bike lane characters
This is Portland at its finest: An art contest to create new bike lane characters that’s hosted by the Bureau of Transportation with the aim of getting more young people to read and ride bikes to the library.
Read that last sentence again and think about how many things have to be working right for something like that to happen. (Hints: A great education/encouragement program at PBOT’s Active Transportation Division; streets safe enough for to make neighborhood cycling a viable option for many young people; and a strong, community-supported library system.)
PBOT launched their ‘Bike to Books’ bike lane art coloring contest on May 1st. They received 196 entries and judged them for originality, creativity, and whimsy.
Here are the winners…[Read more…]
One of our beloved cycling culture quirks around here is that our transportation bureau adds creative flair to bike lane symbols. It’s been going on since 1999 and the fact that it has survived as an official tradition for this long is a testament to the City of Portland.
It’s gone from being something that started organically at the maintenance bureau to becoming much more official. Case in point is a press release just sent out about an event tomorrow where a member of the Portland Timbers Major League Soccer team will help PBOT crews install a soccer-themed character on SW Naito Parkway.
The City of Portland and Multnomah County Library (with an assist from Metro) have teamed up on a novel way to promote National Bike Month: They’re hosting an art contest with a grand prize of having the winners’ design installed as a bike lane character.
Ever notice how some of the bike lane symbols around town have extra special flair? Some are subtle little twists and others are nothing short than a work of art. It’s a tradition that the Portland Bureau of Transportation started back in 1999. And now four lucky young Portlanders will get a chance to have their vision turned into a piece of infrastructure.
The “Bike to Books” program kicked off this morning at the Hillsdale Library. With the library’s book bike (more on that later) parked in the entrance, over a dozen pre-schoolers were treated to a special, bike-themed storytime. Youth Librarian Barbara Head kept the kids entertained (no easy task at that age) with bike books and bike-themed songs. It’s all part of an effort to get people of all ages to bike to the library during the month of May.
Any Multnomah County resident in kindergarten to 12th grade can grab a coloring contest flyer from a library or online and give it your best shot. The contest is open all month long and entrants must return the finished art to a library branch. Four grand prize winners (one for each age category) will get their bike lane art installed. The second place prize is four passes to The Lumberyard Indoor Bike Park and third place gets a Nutcase helmet.
Portland isn’t known for its rock music legacy, but we do have something no other city has: memorials to two modern-day rock titans that are made out of bike lane markings.

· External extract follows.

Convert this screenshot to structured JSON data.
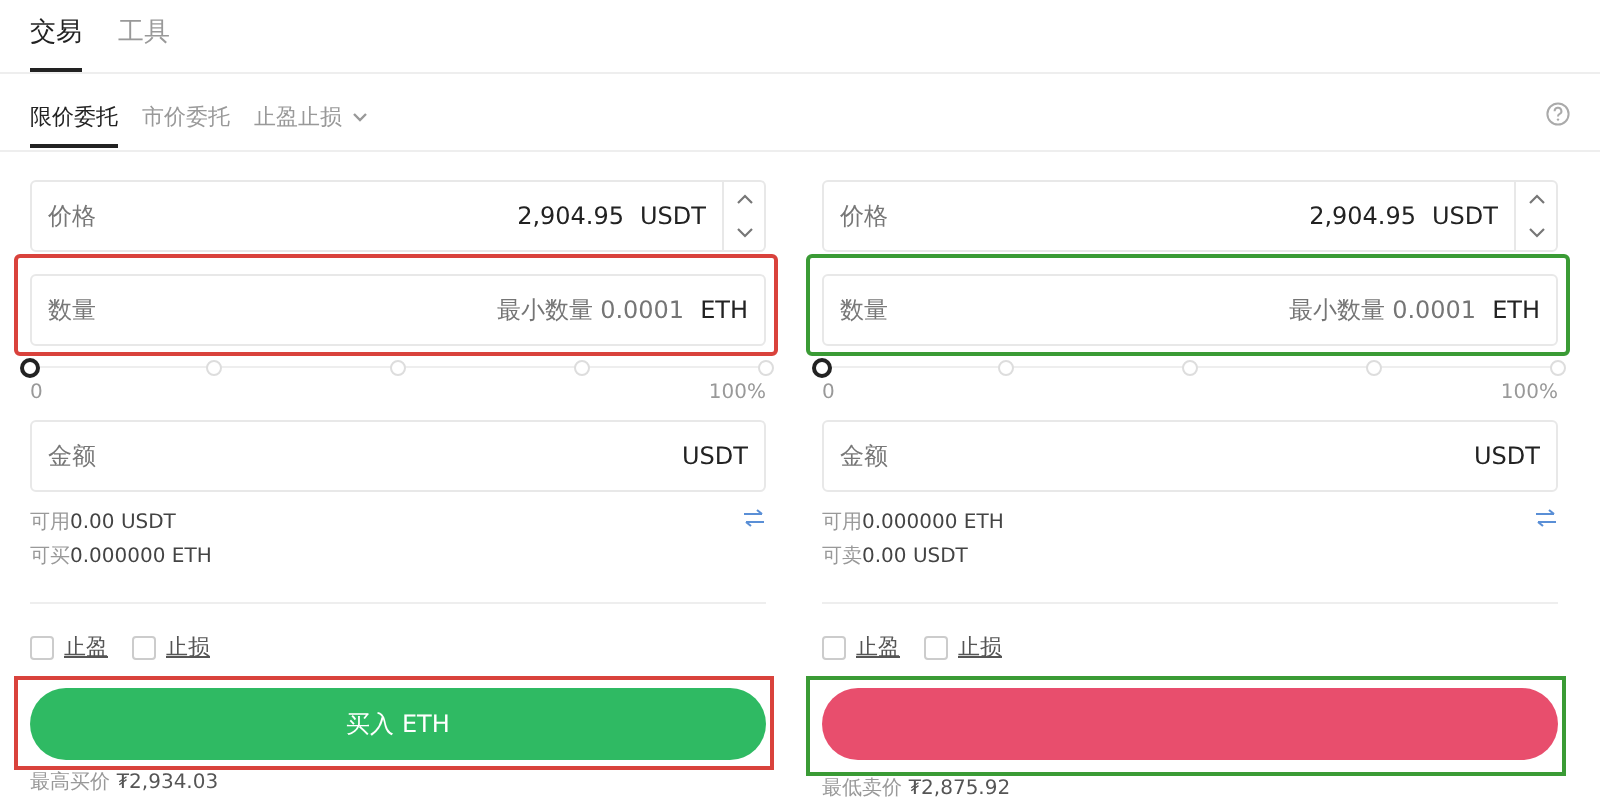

You might have heard about our huge Bowie vs Prince bike ride. Not to be outdone, maintenance crews from the City of Portland’s transportation bureau have lent their creative skills to bike lane symbols that honor both Prince and David Bowie — two artists who unexpectedly passed away this year.
Fish don’t need bicycles. But hey, once in a while they can be useful.
Jerome Kersey, the local basketball hero who died last week at age 52, has been granted one of Portland’s highest honors:
(Photo: Terry Dublinski-Milton)
Portland’s famous bike lane characters keep getting more colorful. As we wrote in December, this unique and wonderful tradition has been making a comeback, thanks to creative city staffers.
15 years after if first started, a fun City of Portland tradition seems to be making a comeback.
In 1999, a city employee named Todd Roberts decided to create a little hat from a piece of thermoplastic left over from installation of a bike lane symbol. After that, dozens of bike lane characters began to appear throughout Portland. In 2009, we shared a slideshow of the characters compiled by one of their biggest fans — northeast Portland resident Jim Waigand.
Unfortunately, for the past several years it’s seemed like PBOT crews had stopped laying down these whimsical symbols. I hadn’t seen or heard about any new ones and assumed it was just another part of Portland’s past cycling swagger that has recently gone missing.
But a few weeks ago I was excited to see the tradition return.